Firstly, an EA needs to focus on how sustainable the IT landscape of an organization is. They must consider each asset throughout its entire lifecycle. This incorporates the procurement process, the energy consumption, and emissions of an asset during its lifetime, and the disposability process. Does improving these areas impact the IT landscape? How can the IT strategy be changed to improve sustainability?
The second focus should be on emerging technology. Can emerging technology help to manage the IT landscape so that it is more sustainable in the future? EAs need to evaluate the organization’s investment choices regarding emerging technology and what are the most desirable outcomes.
Lastly, EAs should focus on becoming an adaptive learning organization. Many employees and customers may not be focused on sustainability simply because of a lack of awareness. Is there technology that can be used to provide educational insights to employees and customers so that they can help reduce their carbon footprint? EAs need to look at sustainability issues from an end user's point and work out strategies on how to make them more aware of their impact.
Sustainability is data-driven. EAs can use data to make more informed decisions about how they can help their organization achieve objectives as well as to identify what those objectives might be regarding sustainability.
Enterprise Architects and Data
Every organization is becoming data-driven. But data is now significantly outside of IT. Key decisions are being made by an information management group, data management group, or the like. Data has become a key asset for an organization, just like its people.
Companies are focusing on challenges such as having a vision for data, being able to manage data, how to get insights, data science, structuring the data, and analytics. There is a major concern about the maturity of technology.
Organizations are concerned with poor data quality, lack of understanding of data, collaboration through the team, and accessibility of readiness to data. A truly data-driven organization must focus on using data more effectively. To use consumer or customer emotional data, transactional data, and operational data, and to make sense of it to help the organization, EAs have to architect.
The Four-Layered Approach to Data
When people talk about data, they're usually focused on the business value of data, looking at it from a customer and a transactional point of view. They very rarely look at it as operational data and how to improve and enable the IT organization.

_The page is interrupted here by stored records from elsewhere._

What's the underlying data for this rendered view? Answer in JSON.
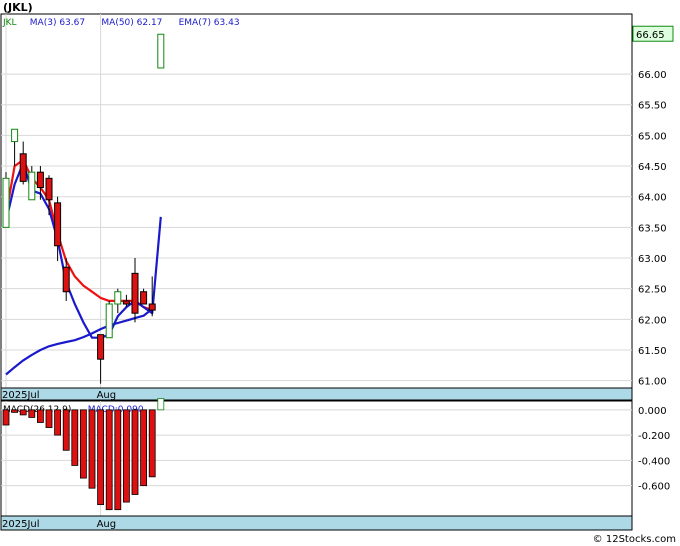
{
  "ticker": "(JKL)",
  "footer": "© 12Stocks.com",
  "colors": {
    "ma_fast": "#ee1111",
    "ma_slow": "#1a1acc",
    "up_candle": "#118811",
    "down_candle": "#dd1111",
    "date_band": "#add8e6",
    "last_price_bg": "#ddffdd"
  },
  "chart_data": [
    {
      "type": "candlestick",
      "legend": [
        {
          "label": "JKL",
          "color": "#118811"
        },
        {
          "label": "MA(3)",
          "value": "63.67",
          "color": "#1a1acc"
        },
        {
          "label": "MA(50)",
          "value": "62.17",
          "color": "#1a1acc"
        },
        {
          "label": "EMA(7)",
          "value": "63.43",
          "color": "#1a1acc"
        }
      ],
      "last_price": "66.65",
      "ylim": [
        60.88,
        66.98
      ],
      "y_ticks": [
        61.0,
        61.5,
        62.0,
        62.5,
        63.0,
        63.5,
        64.0,
        64.5,
        65.0,
        65.5,
        66.0
      ],
      "x_labels": [
        {
          "label": "2025Jul",
          "index": 0
        },
        {
          "label": "Aug",
          "index": 11
        }
      ],
      "candles": [
        {
          "o": 63.5,
          "h": 64.4,
          "l": 63.5,
          "c": 64.3
        },
        {
          "o": 64.9,
          "h": 65.1,
          "l": 64.5,
          "c": 65.1
        },
        {
          "o": 64.7,
          "h": 64.9,
          "l": 64.2,
          "c": 64.25
        },
        {
          "o": 63.95,
          "h": 64.5,
          "l": 63.95,
          "c": 64.4
        },
        {
          "o": 64.4,
          "h": 64.5,
          "l": 63.95,
          "c": 64.15
        },
        {
          "o": 64.3,
          "h": 64.35,
          "l": 63.7,
          "c": 63.95
        },
        {
          "o": 63.9,
          "h": 64.0,
          "l": 62.95,
          "c": 63.2
        },
        {
          "o": 62.85,
          "h": 63.0,
          "l": 62.3,
          "c": 62.45
        },
        {
          "o": null,
          "h": null,
          "l": null,
          "c": null
        },
        {
          "o": null,
          "h": null,
          "l": null,
          "c": null
        },
        {
          "o": null,
          "h": null,
          "l": null,
          "c": null
        },
        {
          "o": 61.75,
          "h": 61.75,
          "l": 60.95,
          "c": 61.35
        },
        {
          "o": 61.7,
          "h": 62.3,
          "l": 61.7,
          "c": 62.25
        },
        {
          "o": 62.25,
          "h": 62.5,
          "l": 62.1,
          "c": 62.45
        },
        {
          "o": 62.3,
          "h": 62.4,
          "l": 62.2,
          "c": 62.25
        },
        {
          "o": 62.75,
          "h": 63.0,
          "l": 61.95,
          "c": 62.1
        },
        {
          "o": 62.45,
          "h": 62.5,
          "l": 62.25,
          "c": 62.25
        },
        {
          "o": 62.25,
          "h": 62.7,
          "l": 62.05,
          "c": 62.15
        },
        {
          "o": 66.1,
          "h": 66.6,
          "l": 66.1,
          "c": 66.65
        }
      ],
      "ema_line": [
        63.7,
        64.5,
        64.6,
        64.3,
        64.15,
        63.95,
        63.4,
        62.95,
        62.7,
        62.55,
        62.45,
        62.35,
        62.3,
        62.3,
        62.3,
        62.3,
        62.2,
        62.15,
        null
      ],
      "ma_short_line": [
        63.6,
        64.2,
        64.55,
        64.1,
        64.05,
        63.8,
        63.3,
        62.6,
        62.25,
        61.95,
        61.7,
        61.7,
        61.75,
        62.05,
        62.2,
        62.3,
        62.2,
        62.1,
        63.67
      ],
      "ma_long_line": [
        61.1,
        61.22,
        61.33,
        61.42,
        61.5,
        61.56,
        61.6,
        61.63,
        61.66,
        61.71,
        61.77,
        61.84,
        61.9,
        61.94,
        61.98,
        62.02,
        62.06,
        62.17,
        null
      ]
    },
    {
      "type": "bar",
      "legend": [
        {
          "label": "MACD(26,12,9)",
          "color": "#000000"
        },
        {
          "label": "MACD:0.090",
          "color": "#1a1acc"
        }
      ],
      "ylim": [
        -0.84,
        0.07
      ],
      "y_ticks": [
        0.0,
        -0.2,
        -0.4,
        -0.6
      ],
      "y_tick_labels": [
        "0.000",
        "-0.200",
        "-0.400",
        "-0.600"
      ],
      "x_labels": [
        {
          "label": "2025Jul",
          "index": 0
        },
        {
          "label": "Aug",
          "index": 11
        }
      ],
      "values": [
        -0.12,
        -0.02,
        -0.04,
        -0.06,
        -0.1,
        -0.14,
        -0.2,
        -0.32,
        -0.44,
        -0.54,
        -0.62,
        -0.75,
        -0.79,
        -0.79,
        -0.73,
        -0.67,
        -0.6,
        -0.53,
        0.09
      ]
    }
  ]
}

There's a four-layered approach. The number one foundation is principles. If there's anything that is going to change the role and the perception of data it is through having well-defined operating principles, not architectural principles.
Operating principles identify the behavior EAs want today, the behavior they want to stop happening, and the reason why. Every good operating principle can be defined as ‘We are going to do X as opposed to Y because we get benefits Z.’ This sets up the foundation for becoming a data-driven organization.”

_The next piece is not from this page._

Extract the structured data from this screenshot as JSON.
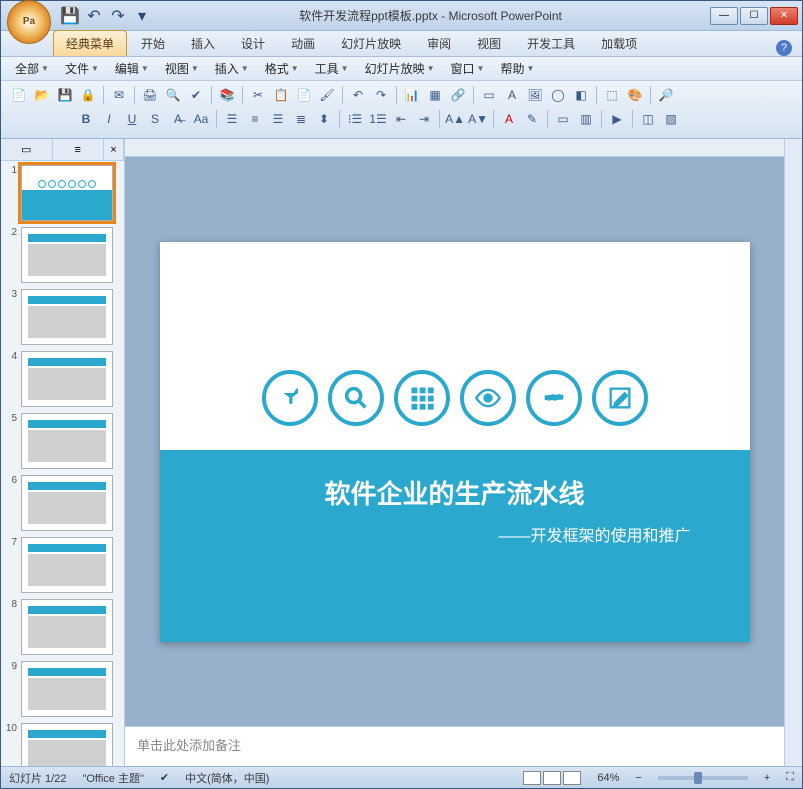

“Embracing automation in the whole of the data ecosystem is the next crucial layer. After that, it’s enhancing data science skills. EAs don’t have to be data architects or data scientists but they must enhance their data skills.”
The final layer is transforming into a truly data-driven organization. To become a data-driven EA, professionals should to focus on four aspects:
- Start with company culture.
- Build data skills.
- Architect for success.
- Consider new dedicated roles.
Skills and Best Practices for Enterprise Architects
To drive change within an organization, Enterprise Architects must think outside the box. They should work on these skills and best practices:
- Develop an effective talent management strategy. Match the needs of the organization to the desires of the employees.
- Focus on outcomes, not output. Understand what people are trying to achieve and align your services and products to those outcomes with a value proposition.
- Improve experience literacy. Understand the customer experience, end-user experience, partner experience, and employee experience.
- Enhance financial literacy. Understand the cost of delivering value to a customer.
- Become a storyteller. Be conscious of the audience and present what they will understand.
- Focus on the business value of technology.